This not only helps pupils assimilate new skills, but makes it more likely that these skills will be retrieved from memory when the opportunity for their use arises.

This raises an important, longer-term issue: If one is concerned about transfer and making connections to other subjects, then it opens a need to talk to other subject/class teachers about the use of learning and thinking skills in their lessons.

9. It is vital that you protect time to conduct the debriefing, which may mean thinking very differently about the structure of lessons. Practitioners experienced in developing students’ learning and thinking skills believe that the debriefing process is at least as important as the activity—that the learning processes are as important as the content. Without this belief, there is no motivation to make it happen.

If you and your colleagues are interested in developing the skill of debriefing, you may be interested in the following lesson planner. The planner encourages you to consider the key elements, detailed above, that you will find in any lesson that aims to make thinking and learning skills explicit, and help students to develop a language for talking and thinking about their learning.

This e-bulletin issue was first published in February 2010

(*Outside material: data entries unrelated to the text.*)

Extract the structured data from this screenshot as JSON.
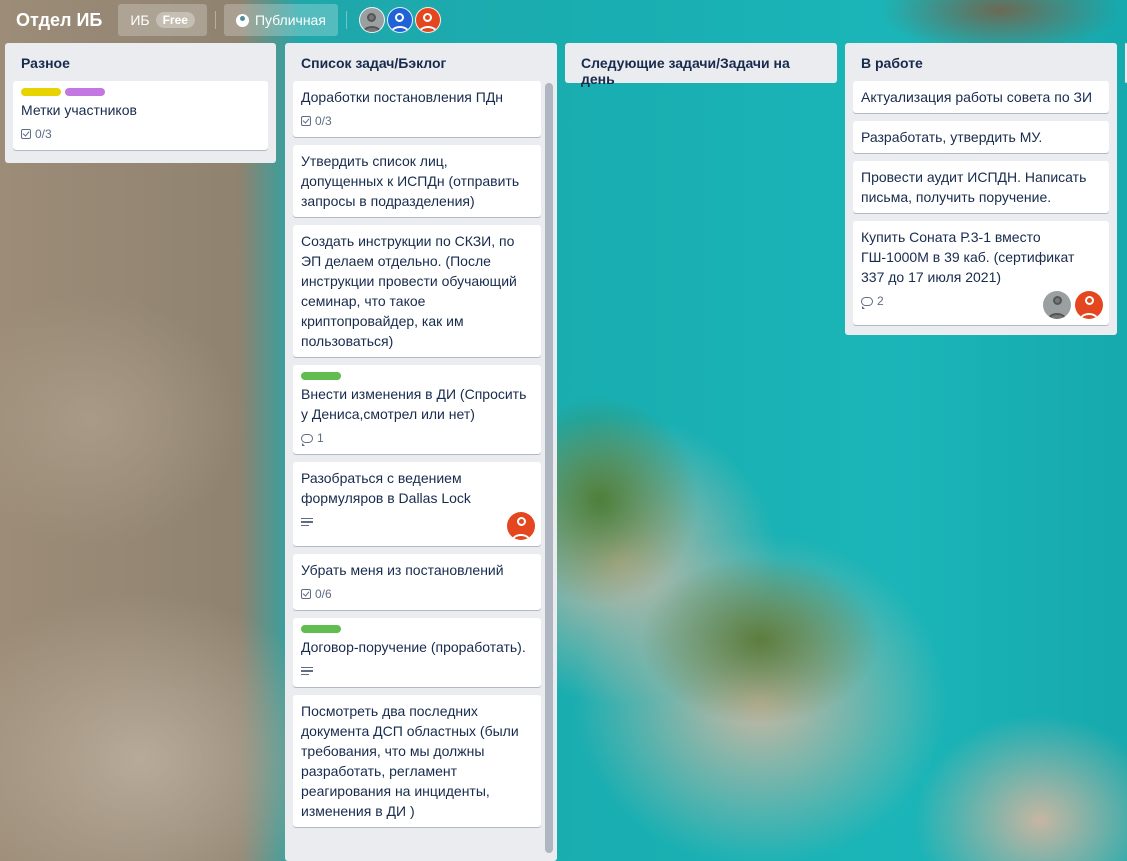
{
  "header": {
    "board_title": "Отдел ИБ",
    "workspace_label": "ИБ",
    "plan_badge": "Free",
    "visibility_label": "Публичная"
  },
  "lists": [
    {
      "title": "Разное",
      "cards": [
        {
          "labels": [
            "#e7d300",
            "#c377e0"
          ],
          "title": "Метки участников",
          "checklist": "0/3"
        }
      ]
    },
    {
      "title": "Список задач/Бэклог",
      "cards": [
        {
          "title": "Доработки постановления ПДн",
          "checklist": "0/3"
        },
        {
          "title": "Утвердить список лиц, допущенных к ИСПДн (отправить запросы в подразделения)"
        },
        {
          "title": "Создать инструкции по СКЗИ, по ЭП делаем отдельно. (После инструкции провести обучающий семинар, что такое криптопровайдер, как им пользоваться)"
        },
        {
          "labels": [
            "#61bd4f"
          ],
          "title": "Внести изменения в ДИ (Спросить у Дениса,смотрел или нет)",
          "comments": "1"
        },
        {
          "title": "Разобраться с ведением формуляров в Dallas Lock",
          "has_description": true
        },
        {
          "title": "Убрать меня из постановлений",
          "checklist": "0/6"
        },
        {
          "labels": [
            "#61bd4f"
          ],
          "title": "Договор-поручение (проработать).",
          "has_description": true
        },
        {
          "title": "Посмотреть два последних документа ДСП областных (были требования, что мы должны разработать, регламент реагирования на инциденты, изменения в ДИ )"
        }
      ]
    },
    {
      "title": "Следующие задачи/Задачи на день",
      "cards": []
    },
    {
      "title": "В работе",
      "cards": [
        {
          "title": "Актуализация работы совета по ЗИ"
        },
        {
          "title": "Разработать, утвердить МУ."
        },
        {
          "title": "Провести аудит ИСПДН. Написать письма, получить поручение."
        },
        {
          "title": "Купить Соната Р.3-1 вместо ГШ-1000М в 39 каб. (сертификат 337 до 17 июля 2021)",
          "comments": "2"
        }
      ]
    }
  ]
}
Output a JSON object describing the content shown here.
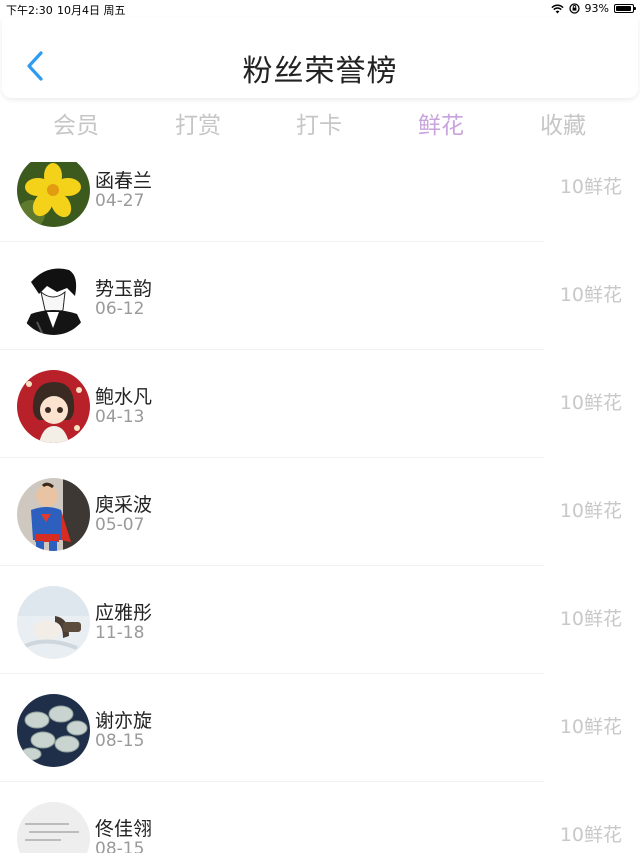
{
  "status_bar": {
    "time": "下午2:30",
    "date": "10月4日 周五",
    "battery": "93%",
    "battery_level": 0.93
  },
  "nav": {
    "title": "粉丝荣誉榜"
  },
  "tabs": [
    {
      "label": "会员",
      "active": false
    },
    {
      "label": "打赏",
      "active": false
    },
    {
      "label": "打卡",
      "active": false
    },
    {
      "label": "鲜花",
      "active": true
    },
    {
      "label": "收藏",
      "active": false
    }
  ],
  "colors": {
    "accent": "#c9a3dc",
    "back_icon": "#2e9bf0",
    "muted": "#c8c8c8"
  },
  "list": [
    {
      "name": "函春兰",
      "date": "04-27",
      "reward": "10鲜花",
      "avatar": "yellow-flower"
    },
    {
      "name": "势玉韵",
      "date": "06-12",
      "reward": "10鲜花",
      "avatar": "manga-boy"
    },
    {
      "name": "鲍水凡",
      "date": "04-13",
      "reward": "10鲜花",
      "avatar": "cartoon-girl"
    },
    {
      "name": "庾采波",
      "date": "05-07",
      "reward": "10鲜花",
      "avatar": "baby-superman"
    },
    {
      "name": "应雅彤",
      "date": "11-18",
      "reward": "10鲜花",
      "avatar": "pale-photo"
    },
    {
      "name": "谢亦旋",
      "date": "08-15",
      "reward": "10鲜花",
      "avatar": "dumplings"
    },
    {
      "name": "佟佳翎",
      "date": "08-15",
      "reward": "10鲜花",
      "avatar": "handwritten-note"
    }
  ]
}
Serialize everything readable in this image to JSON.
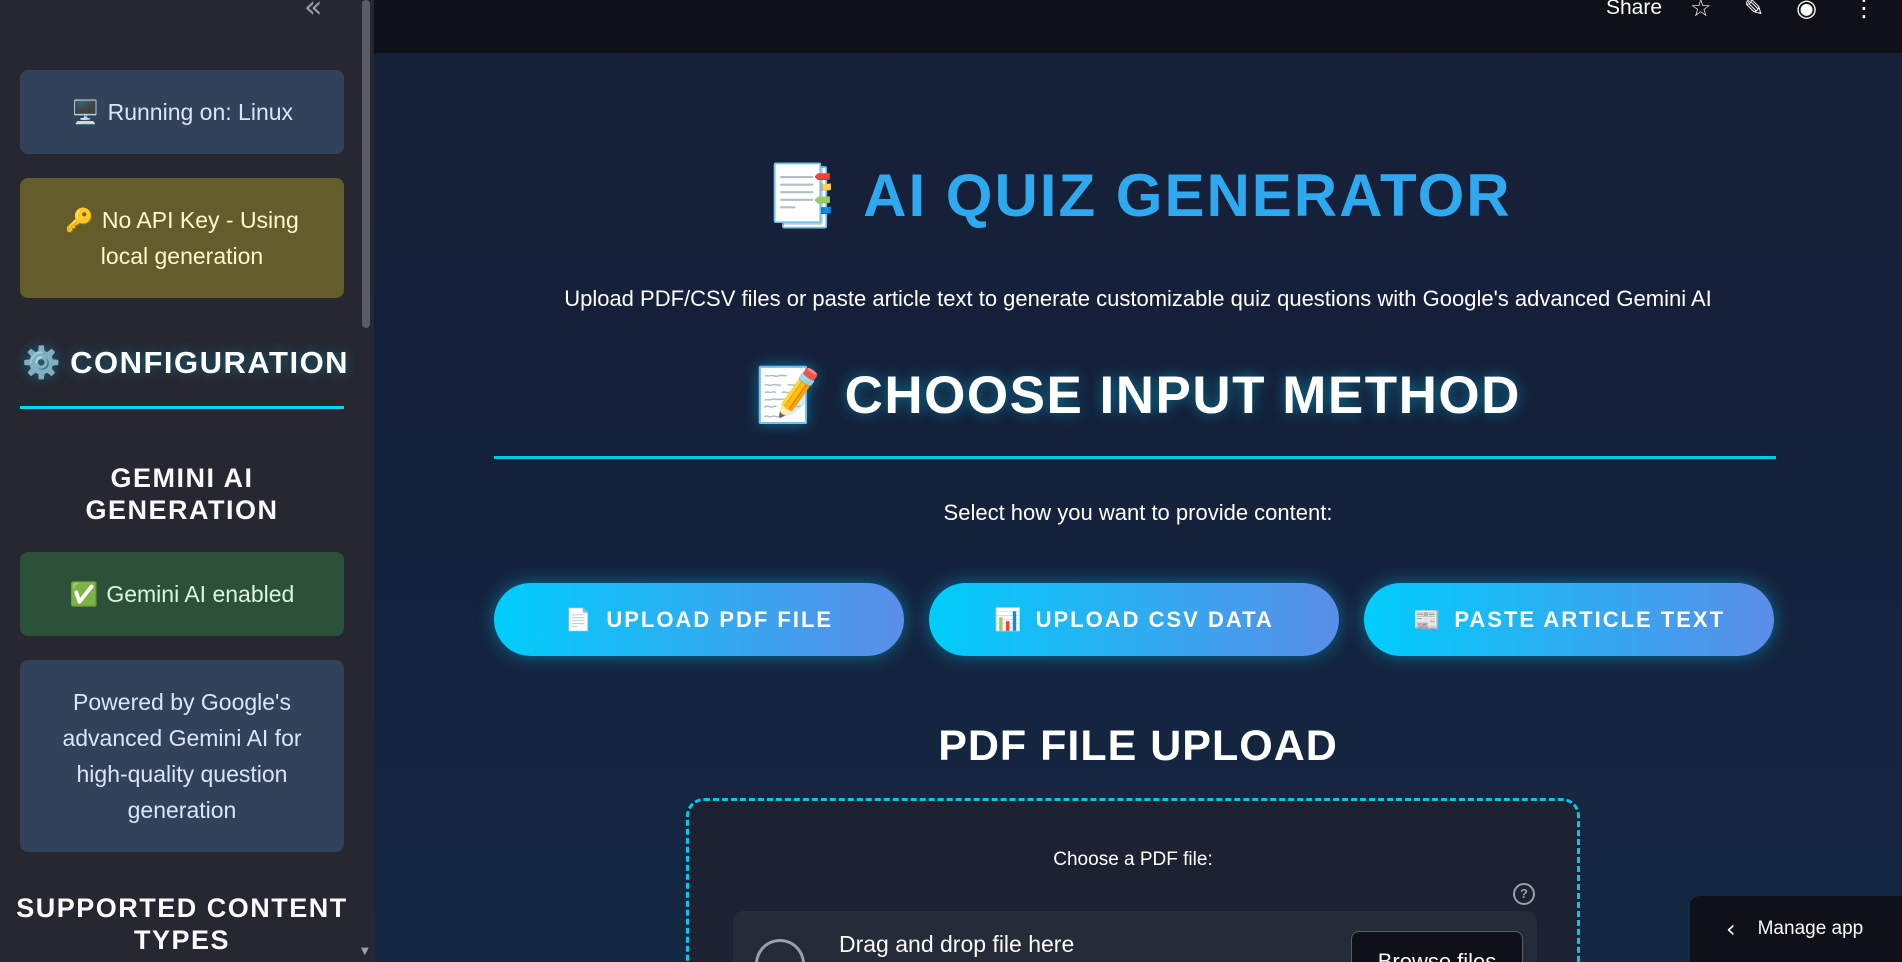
{
  "sidebar": {
    "collapse_icon": "«",
    "running": {
      "icon": "🖥️",
      "text": "Running on: Linux"
    },
    "api_key": {
      "icon": "🔑",
      "text": "No API Key - Using local generation"
    },
    "config": {
      "icon": "⚙️",
      "title": "CONFIGURATION"
    },
    "gen_title": "GEMINI AI GENERATION",
    "gemini_enabled": {
      "icon": "✅",
      "text": "Gemini AI enabled"
    },
    "powered": "Powered by Google's advanced Gemini AI for high-quality question generation",
    "types_title": "SUPPORTED CONTENT TYPES"
  },
  "toolbar": {
    "share": "Share",
    "star_icon": "☆",
    "edit_icon": "✎",
    "github_icon": "◉",
    "more_icon": "⋮"
  },
  "header": {
    "title_icon": "📑",
    "title": "AI QUIZ GENERATOR",
    "subtitle": "Upload PDF/CSV files or paste article text to generate customizable quiz questions with Google's advanced Gemini AI"
  },
  "method": {
    "icon": "📝",
    "title": "CHOOSE INPUT METHOD",
    "prompt": "Select how you want to provide content:",
    "buttons": [
      {
        "icon": "📄",
        "label": "UPLOAD PDF FILE"
      },
      {
        "icon": "📊",
        "label": "UPLOAD CSV DATA"
      },
      {
        "icon": "📰",
        "label": "PASTE ARTICLE TEXT"
      }
    ]
  },
  "upload": {
    "title": "PDF FILE UPLOAD",
    "label": "Choose a PDF file:",
    "help_icon": "?",
    "drag_text": "Drag and drop file here",
    "browse": "Browse files"
  },
  "manage": {
    "chevron": "‹",
    "label": "Manage app"
  }
}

About the author: Anne de A’Echevarria is the author of the award winning ‘Thinking Through School’. Previously a teacher, PGCE tutor and head of ‘Thinking for Learning’, a research and development team partnered with Newcastle University, she now works as a freelance education consultant and writer.